Census: 1 in 7 Americans Live in Poverty
14.3% Poverty Rate Highest Since 1994; Ranks of Working Poor Reach Level Unseen since 1960s; Obama: "Our Work Just Beginning"
The ranks of the working-age poor climbed to the highest level since the 1960s as the recession threw millions of people out of work last year, leaving one in seven Americans in poverty.
The overall poverty rate climbed to 14.3 percent, or 43.6 million people, the Census Bureau said Thursday in its annual report on the economic well-being of U.S. households. The report covers 2009, President Obama's first year in office.
The poverty rate climbed from 13.2 percent, or 39.8 million people, in 2008.
The share of Americans without health coverage rose from 15.4 percent to 16.7 percent - or 50.7 million people - mostly because of the loss of employer-provided health insurance during the recession. Congress passed a health overhaul this year to address rising numbers of the uninsured, but the main provisions will not take effect until 2014.

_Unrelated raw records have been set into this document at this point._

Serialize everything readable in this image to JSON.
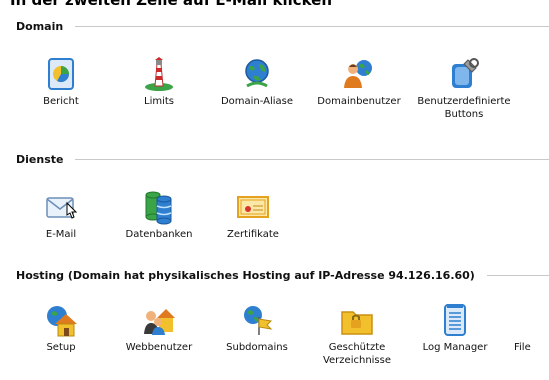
{
  "caption": "In der zweiten Zeile auf E-Mail klicken",
  "sections": {
    "domain": {
      "title": "Domain",
      "items": [
        {
          "label": "Bericht",
          "icon": "report-icon"
        },
        {
          "label": "Limits",
          "icon": "limits-lighthouse-icon"
        },
        {
          "label": "Domain-Aliase",
          "icon": "domain-alias-icon"
        },
        {
          "label": "Domainbenutzer",
          "icon": "domain-user-icon"
        },
        {
          "label": "Benutzerdefinierte Buttons",
          "icon": "custom-buttons-icon"
        }
      ]
    },
    "services": {
      "title": "Dienste",
      "items": [
        {
          "label": "E-Mail",
          "icon": "email-envelope-icon"
        },
        {
          "label": "Datenbanken",
          "icon": "database-icon"
        },
        {
          "label": "Zertifikate",
          "icon": "certificate-icon"
        }
      ]
    },
    "hosting": {
      "title": "Hosting (Domain hat physikalisches Hosting auf IP-Adresse 94.126.16.60)",
      "items": [
        {
          "label": "Setup",
          "icon": "setup-house-icon"
        },
        {
          "label": "Webbenutzer",
          "icon": "web-users-icon"
        },
        {
          "label": "Subdomains",
          "icon": "subdomains-icon"
        },
        {
          "label": "Geschützte Verzeichnisse",
          "icon": "protected-directories-icon"
        },
        {
          "label": "Log Manager",
          "icon": "log-manager-icon"
        },
        {
          "label": "File",
          "icon": "file-manager-icon"
        }
      ]
    }
  },
  "colors": {
    "rule": "#c9c9c9",
    "icon_blue": "#2f7fd0",
    "icon_green": "#3aa447",
    "icon_yellow": "#f2c02c"
  }
}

Mr. Obama reacted to the report by saying that the new numbers are the result of the recession that began three years ago. He said that the stimulus package he signed into law last year and other government programs kept "millions of Americans" out of poverty.

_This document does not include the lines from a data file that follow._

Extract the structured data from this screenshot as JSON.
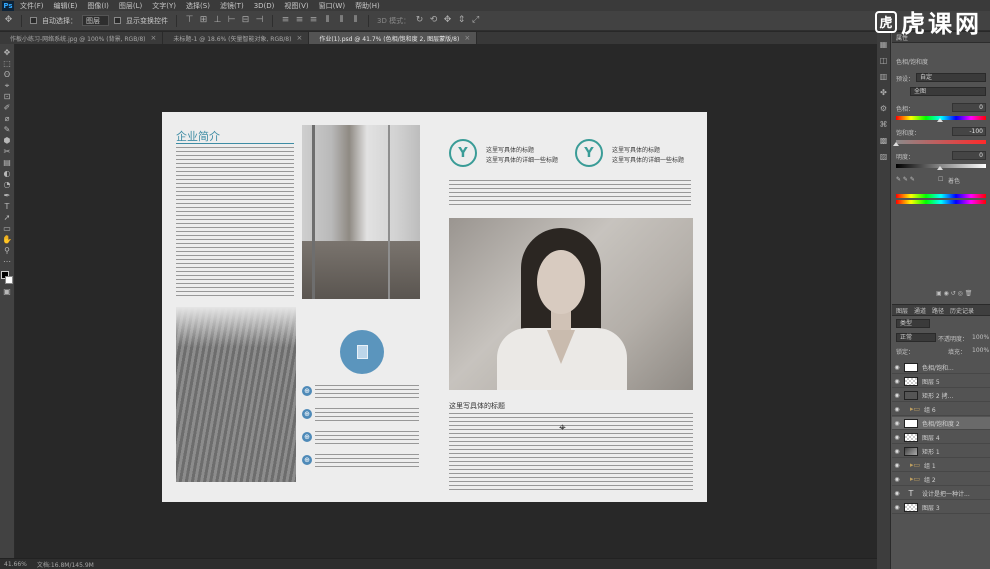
{
  "app": {
    "logo": "Ps",
    "menus": [
      "文件(F)",
      "编辑(E)",
      "图像(I)",
      "图层(L)",
      "文字(Y)",
      "选择(S)",
      "滤镜(T)",
      "3D(D)",
      "视图(V)",
      "窗口(W)",
      "帮助(H)"
    ]
  },
  "options": {
    "auto_select_label": "自动选择：",
    "auto_select_target": "图层",
    "show_transform_label": "显示变换控件",
    "mode_3d_label": "3D 模式："
  },
  "watermark": {
    "mark": "虎",
    "text": "虎课网"
  },
  "tabs": [
    {
      "label": "作板小练习-网络系统.jpg @ 100% (背景, RGB/8)",
      "active": false
    },
    {
      "label": "未标题-1 @ 18.6% (矢量智能对象, RGB/8)",
      "active": false
    },
    {
      "label": "作业(1).psd @ 41.7% (色相/饱和度 2, 图层蒙版/8)",
      "active": true
    }
  ],
  "tab_close": "×",
  "tools": [
    "✥",
    "⬚",
    "ʘ",
    "⌖",
    "⊡",
    "✐",
    "⌀",
    "✎",
    "⬢",
    "✂",
    "▤",
    "◐",
    "◔",
    "✒",
    "T",
    "➚",
    "▭",
    "✋",
    "⚲",
    "⋯",
    "▣"
  ],
  "document": {
    "title": "企业简介",
    "badge_glyph": "Y",
    "badge1_title": "这里写具体的标题",
    "badge1_subtitle": "这里写具体的详细一些标题",
    "badge2_title": "这里写具体的标题",
    "badge2_subtitle": "这里写具体的详细一些标题",
    "right_heading": "这里写具体的标题",
    "globe_glyph": "⊕",
    "cursor": "⌖"
  },
  "status": {
    "zoom": "41.66%",
    "doc_size": "文档:16.8M/145.9M"
  },
  "panel_icons": [
    "▦",
    "◫",
    "▥",
    "✤",
    "⚙",
    "⌘",
    "▩",
    "▨"
  ],
  "properties": {
    "header": "属性",
    "adjustment_name": "色相/饱和度",
    "preset_label": "预设：",
    "preset_value": "自定",
    "channel_value": "全图",
    "hue_label": "色相：",
    "hue_value": "0",
    "saturation_label": "饱和度：",
    "saturation_value": "-100",
    "lightness_label": "明度：",
    "lightness_value": "0",
    "colorize_label": "着色",
    "slider_colors": {
      "hue": "#ff0000",
      "sat_low": "#8a8a8a",
      "sat_high": "#ff2a2a"
    }
  },
  "layers": {
    "tabs": [
      "图层",
      "通道",
      "路径",
      "历史记录"
    ],
    "filter_label": "类型",
    "blend_mode": "正常",
    "opacity_label": "不透明度：",
    "opacity_value": "100%",
    "lock_label": "锁定：",
    "fill_label": "填充：",
    "fill_value": "100%",
    "items": [
      {
        "name": "色相/饱和...",
        "thumb": "white",
        "kind": "adjust",
        "selected": false
      },
      {
        "name": "图层 5",
        "thumb": "checker",
        "kind": "layer",
        "selected": false
      },
      {
        "name": "矩形 2 拷...",
        "thumb": "dark",
        "kind": "layer",
        "selected": false
      },
      {
        "name": "组 6",
        "thumb": "",
        "kind": "group",
        "selected": false
      },
      {
        "name": "色相/饱和度 2",
        "thumb": "white",
        "kind": "adjust",
        "selected": true
      },
      {
        "name": "图层 4",
        "thumb": "checker",
        "kind": "layer",
        "selected": false
      },
      {
        "name": "矩形 1",
        "thumb": "photo",
        "kind": "layer",
        "selected": false
      },
      {
        "name": "组 1",
        "thumb": "",
        "kind": "group",
        "selected": false
      },
      {
        "name": "组 2",
        "thumb": "",
        "kind": "group",
        "selected": false
      },
      {
        "name": "设计是把一种计...",
        "thumb": "",
        "kind": "text",
        "selected": false
      },
      {
        "name": "图层 3",
        "thumb": "checker",
        "kind": "layer",
        "selected": false
      }
    ]
  }
}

"Even before the recession hit, middle class incomes had been stagnant and the number of people living in poverty in America was unacceptably high, and today's numbers make it clear that our work is just beginning," Mr. Obama said in a statement. "Our task now is to continue working together to improve our schools, build the skills of our workers, and invest in our nation's critical infrastructure."

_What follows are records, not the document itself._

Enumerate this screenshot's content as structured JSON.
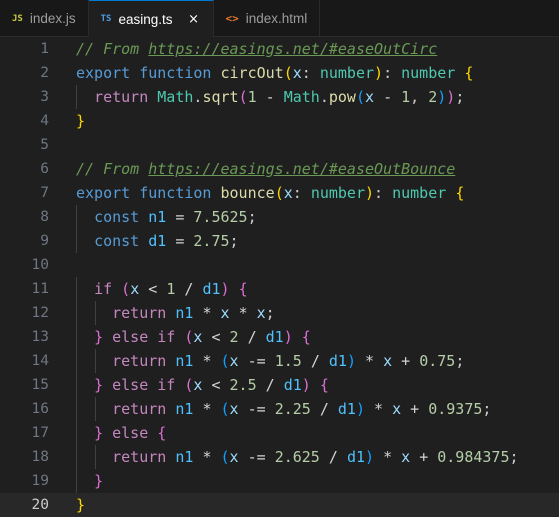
{
  "tabs": [
    {
      "icon": "JS",
      "label": "index.js",
      "active": false
    },
    {
      "icon": "TS",
      "label": "easing.ts",
      "active": true,
      "close": "×"
    },
    {
      "icon": "<>",
      "label": "index.html",
      "active": false
    }
  ],
  "colors": {
    "editor_bg": "#1f1f1f",
    "tabbar_bg": "#181818",
    "current_line_bg": "#282828",
    "comment": "#6a9955",
    "keyword": "#569cd6",
    "function": "#dcdcaa",
    "param": "#9cdcfe",
    "type": "#4ec9b0",
    "number": "#b5cea8"
  },
  "editor": {
    "current_line": 20,
    "lines": [
      {
        "n": "1",
        "tokens": [
          [
            "c-comment",
            "// From "
          ],
          [
            "c-comment c-link",
            "https://easings.net/#easeOutCirc"
          ]
        ]
      },
      {
        "n": "2",
        "tokens": [
          [
            "c-kw",
            "export"
          ],
          [
            "c-pl",
            " "
          ],
          [
            "c-kw",
            "function"
          ],
          [
            "c-pl",
            " "
          ],
          [
            "c-fn",
            "circOut"
          ],
          [
            "c-brace",
            "("
          ],
          [
            "c-param",
            "x"
          ],
          [
            "c-pl",
            ": "
          ],
          [
            "c-type",
            "number"
          ],
          [
            "c-brace",
            ")"
          ],
          [
            "c-pl",
            ": "
          ],
          [
            "c-type",
            "number"
          ],
          [
            "c-pl",
            " "
          ],
          [
            "c-brace",
            "{"
          ]
        ]
      },
      {
        "n": "3",
        "tokens": [
          [
            "c-pl",
            "  "
          ],
          [
            "c-ctrl",
            "return"
          ],
          [
            "c-pl",
            " "
          ],
          [
            "c-type",
            "Math"
          ],
          [
            "c-pl",
            "."
          ],
          [
            "c-fn",
            "sqrt"
          ],
          [
            "c-brace2",
            "("
          ],
          [
            "c-num",
            "1"
          ],
          [
            "c-pl",
            " "
          ],
          [
            "c-op",
            "-"
          ],
          [
            "c-pl",
            " "
          ],
          [
            "c-type",
            "Math"
          ],
          [
            "c-pl",
            "."
          ],
          [
            "c-fn",
            "pow"
          ],
          [
            "c-brace3",
            "("
          ],
          [
            "c-param",
            "x"
          ],
          [
            "c-pl",
            " "
          ],
          [
            "c-op",
            "-"
          ],
          [
            "c-pl",
            " "
          ],
          [
            "c-num",
            "1"
          ],
          [
            "c-pl",
            ", "
          ],
          [
            "c-num",
            "2"
          ],
          [
            "c-brace3",
            ")"
          ],
          [
            "c-brace2",
            ")"
          ],
          [
            "c-pl",
            ";"
          ]
        ]
      },
      {
        "n": "4",
        "tokens": [
          [
            "c-brace",
            "}"
          ]
        ]
      },
      {
        "n": "5",
        "tokens": []
      },
      {
        "n": "6",
        "tokens": [
          [
            "c-comment",
            "// From "
          ],
          [
            "c-comment c-link",
            "https://easings.net/#easeOutBounce"
          ]
        ]
      },
      {
        "n": "7",
        "tokens": [
          [
            "c-kw",
            "export"
          ],
          [
            "c-pl",
            " "
          ],
          [
            "c-kw",
            "function"
          ],
          [
            "c-pl",
            " "
          ],
          [
            "c-fn",
            "bounce"
          ],
          [
            "c-brace",
            "("
          ],
          [
            "c-param",
            "x"
          ],
          [
            "c-pl",
            ": "
          ],
          [
            "c-type",
            "number"
          ],
          [
            "c-brace",
            ")"
          ],
          [
            "c-pl",
            ": "
          ],
          [
            "c-type",
            "number"
          ],
          [
            "c-pl",
            " "
          ],
          [
            "c-brace",
            "{"
          ]
        ]
      },
      {
        "n": "8",
        "tokens": [
          [
            "c-pl",
            "  "
          ],
          [
            "c-kw",
            "const"
          ],
          [
            "c-pl",
            " "
          ],
          [
            "c-const",
            "n1"
          ],
          [
            "c-pl",
            " "
          ],
          [
            "c-op",
            "="
          ],
          [
            "c-pl",
            " "
          ],
          [
            "c-num",
            "7.5625"
          ],
          [
            "c-pl",
            ";"
          ]
        ]
      },
      {
        "n": "9",
        "tokens": [
          [
            "c-pl",
            "  "
          ],
          [
            "c-kw",
            "const"
          ],
          [
            "c-pl",
            " "
          ],
          [
            "c-const",
            "d1"
          ],
          [
            "c-pl",
            " "
          ],
          [
            "c-op",
            "="
          ],
          [
            "c-pl",
            " "
          ],
          [
            "c-num",
            "2.75"
          ],
          [
            "c-pl",
            ";"
          ]
        ]
      },
      {
        "n": "10",
        "tokens": []
      },
      {
        "n": "11",
        "tokens": [
          [
            "c-pl",
            "  "
          ],
          [
            "c-ctrl",
            "if"
          ],
          [
            "c-pl",
            " "
          ],
          [
            "c-brace2",
            "("
          ],
          [
            "c-param",
            "x"
          ],
          [
            "c-pl",
            " "
          ],
          [
            "c-op",
            "<"
          ],
          [
            "c-pl",
            " "
          ],
          [
            "c-num",
            "1"
          ],
          [
            "c-pl",
            " "
          ],
          [
            "c-op",
            "/"
          ],
          [
            "c-pl",
            " "
          ],
          [
            "c-const",
            "d1"
          ],
          [
            "c-brace2",
            ")"
          ],
          [
            "c-pl",
            " "
          ],
          [
            "c-brace2",
            "{"
          ]
        ]
      },
      {
        "n": "12",
        "tokens": [
          [
            "c-pl",
            "    "
          ],
          [
            "c-ctrl",
            "return"
          ],
          [
            "c-pl",
            " "
          ],
          [
            "c-const",
            "n1"
          ],
          [
            "c-pl",
            " "
          ],
          [
            "c-op",
            "*"
          ],
          [
            "c-pl",
            " "
          ],
          [
            "c-param",
            "x"
          ],
          [
            "c-pl",
            " "
          ],
          [
            "c-op",
            "*"
          ],
          [
            "c-pl",
            " "
          ],
          [
            "c-param",
            "x"
          ],
          [
            "c-pl",
            ";"
          ]
        ]
      },
      {
        "n": "13",
        "tokens": [
          [
            "c-pl",
            "  "
          ],
          [
            "c-brace2",
            "}"
          ],
          [
            "c-pl",
            " "
          ],
          [
            "c-ctrl",
            "else"
          ],
          [
            "c-pl",
            " "
          ],
          [
            "c-ctrl",
            "if"
          ],
          [
            "c-pl",
            " "
          ],
          [
            "c-brace2",
            "("
          ],
          [
            "c-param",
            "x"
          ],
          [
            "c-pl",
            " "
          ],
          [
            "c-op",
            "<"
          ],
          [
            "c-pl",
            " "
          ],
          [
            "c-num",
            "2"
          ],
          [
            "c-pl",
            " "
          ],
          [
            "c-op",
            "/"
          ],
          [
            "c-pl",
            " "
          ],
          [
            "c-const",
            "d1"
          ],
          [
            "c-brace2",
            ")"
          ],
          [
            "c-pl",
            " "
          ],
          [
            "c-brace2",
            "{"
          ]
        ]
      },
      {
        "n": "14",
        "tokens": [
          [
            "c-pl",
            "    "
          ],
          [
            "c-ctrl",
            "return"
          ],
          [
            "c-pl",
            " "
          ],
          [
            "c-const",
            "n1"
          ],
          [
            "c-pl",
            " "
          ],
          [
            "c-op",
            "*"
          ],
          [
            "c-pl",
            " "
          ],
          [
            "c-brace3",
            "("
          ],
          [
            "c-param",
            "x"
          ],
          [
            "c-pl",
            " "
          ],
          [
            "c-op",
            "-="
          ],
          [
            "c-pl",
            " "
          ],
          [
            "c-num",
            "1.5"
          ],
          [
            "c-pl",
            " "
          ],
          [
            "c-op",
            "/"
          ],
          [
            "c-pl",
            " "
          ],
          [
            "c-const",
            "d1"
          ],
          [
            "c-brace3",
            ")"
          ],
          [
            "c-pl",
            " "
          ],
          [
            "c-op",
            "*"
          ],
          [
            "c-pl",
            " "
          ],
          [
            "c-param",
            "x"
          ],
          [
            "c-pl",
            " "
          ],
          [
            "c-op",
            "+"
          ],
          [
            "c-pl",
            " "
          ],
          [
            "c-num",
            "0.75"
          ],
          [
            "c-pl",
            ";"
          ]
        ]
      },
      {
        "n": "15",
        "tokens": [
          [
            "c-pl",
            "  "
          ],
          [
            "c-brace2",
            "}"
          ],
          [
            "c-pl",
            " "
          ],
          [
            "c-ctrl",
            "else"
          ],
          [
            "c-pl",
            " "
          ],
          [
            "c-ctrl",
            "if"
          ],
          [
            "c-pl",
            " "
          ],
          [
            "c-brace2",
            "("
          ],
          [
            "c-param",
            "x"
          ],
          [
            "c-pl",
            " "
          ],
          [
            "c-op",
            "<"
          ],
          [
            "c-pl",
            " "
          ],
          [
            "c-num",
            "2.5"
          ],
          [
            "c-pl",
            " "
          ],
          [
            "c-op",
            "/"
          ],
          [
            "c-pl",
            " "
          ],
          [
            "c-const",
            "d1"
          ],
          [
            "c-brace2",
            ")"
          ],
          [
            "c-pl",
            " "
          ],
          [
            "c-brace2",
            "{"
          ]
        ]
      },
      {
        "n": "16",
        "tokens": [
          [
            "c-pl",
            "    "
          ],
          [
            "c-ctrl",
            "return"
          ],
          [
            "c-pl",
            " "
          ],
          [
            "c-const",
            "n1"
          ],
          [
            "c-pl",
            " "
          ],
          [
            "c-op",
            "*"
          ],
          [
            "c-pl",
            " "
          ],
          [
            "c-brace3",
            "("
          ],
          [
            "c-param",
            "x"
          ],
          [
            "c-pl",
            " "
          ],
          [
            "c-op",
            "-="
          ],
          [
            "c-pl",
            " "
          ],
          [
            "c-num",
            "2.25"
          ],
          [
            "c-pl",
            " "
          ],
          [
            "c-op",
            "/"
          ],
          [
            "c-pl",
            " "
          ],
          [
            "c-const",
            "d1"
          ],
          [
            "c-brace3",
            ")"
          ],
          [
            "c-pl",
            " "
          ],
          [
            "c-op",
            "*"
          ],
          [
            "c-pl",
            " "
          ],
          [
            "c-param",
            "x"
          ],
          [
            "c-pl",
            " "
          ],
          [
            "c-op",
            "+"
          ],
          [
            "c-pl",
            " "
          ],
          [
            "c-num",
            "0.9375"
          ],
          [
            "c-pl",
            ";"
          ]
        ]
      },
      {
        "n": "17",
        "tokens": [
          [
            "c-pl",
            "  "
          ],
          [
            "c-brace2",
            "}"
          ],
          [
            "c-pl",
            " "
          ],
          [
            "c-ctrl",
            "else"
          ],
          [
            "c-pl",
            " "
          ],
          [
            "c-brace2",
            "{"
          ]
        ]
      },
      {
        "n": "18",
        "tokens": [
          [
            "c-pl",
            "    "
          ],
          [
            "c-ctrl",
            "return"
          ],
          [
            "c-pl",
            " "
          ],
          [
            "c-const",
            "n1"
          ],
          [
            "c-pl",
            " "
          ],
          [
            "c-op",
            "*"
          ],
          [
            "c-pl",
            " "
          ],
          [
            "c-brace3",
            "("
          ],
          [
            "c-param",
            "x"
          ],
          [
            "c-pl",
            " "
          ],
          [
            "c-op",
            "-="
          ],
          [
            "c-pl",
            " "
          ],
          [
            "c-num",
            "2.625"
          ],
          [
            "c-pl",
            " "
          ],
          [
            "c-op",
            "/"
          ],
          [
            "c-pl",
            " "
          ],
          [
            "c-const",
            "d1"
          ],
          [
            "c-brace3",
            ")"
          ],
          [
            "c-pl",
            " "
          ],
          [
            "c-op",
            "*"
          ],
          [
            "c-pl",
            " "
          ],
          [
            "c-param",
            "x"
          ],
          [
            "c-pl",
            " "
          ],
          [
            "c-op",
            "+"
          ],
          [
            "c-pl",
            " "
          ],
          [
            "c-num",
            "0.984375"
          ],
          [
            "c-pl",
            ";"
          ]
        ]
      },
      {
        "n": "19",
        "tokens": [
          [
            "c-pl",
            "  "
          ],
          [
            "c-brace2",
            "}"
          ]
        ]
      },
      {
        "n": "20",
        "tokens": [
          [
            "c-brace",
            "}"
          ]
        ]
      }
    ]
  }
}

The new figures come at a politically sensitive time, just weeks before the Nov. 2 congressional elections, when voters restive about high unemployment and the slow pace of economic improvement will decide whether to keep Democrats in power or turn to Republicans.
Dissatisfaction with Congress was evident in a new CBS News/New York Times poll, with 55 percent of Americans saying it was time to give someone else a chance to represent their interests in Washington, D.C. - a bad omen for Democrats who control both legislative houses.
Mr. Obama continued to struggle personally as well - with just 45 percent of Americans approving of his job as president, compared with 47 percent who disapprove. More than half - 51 percent - disapprove of his handling of the economy.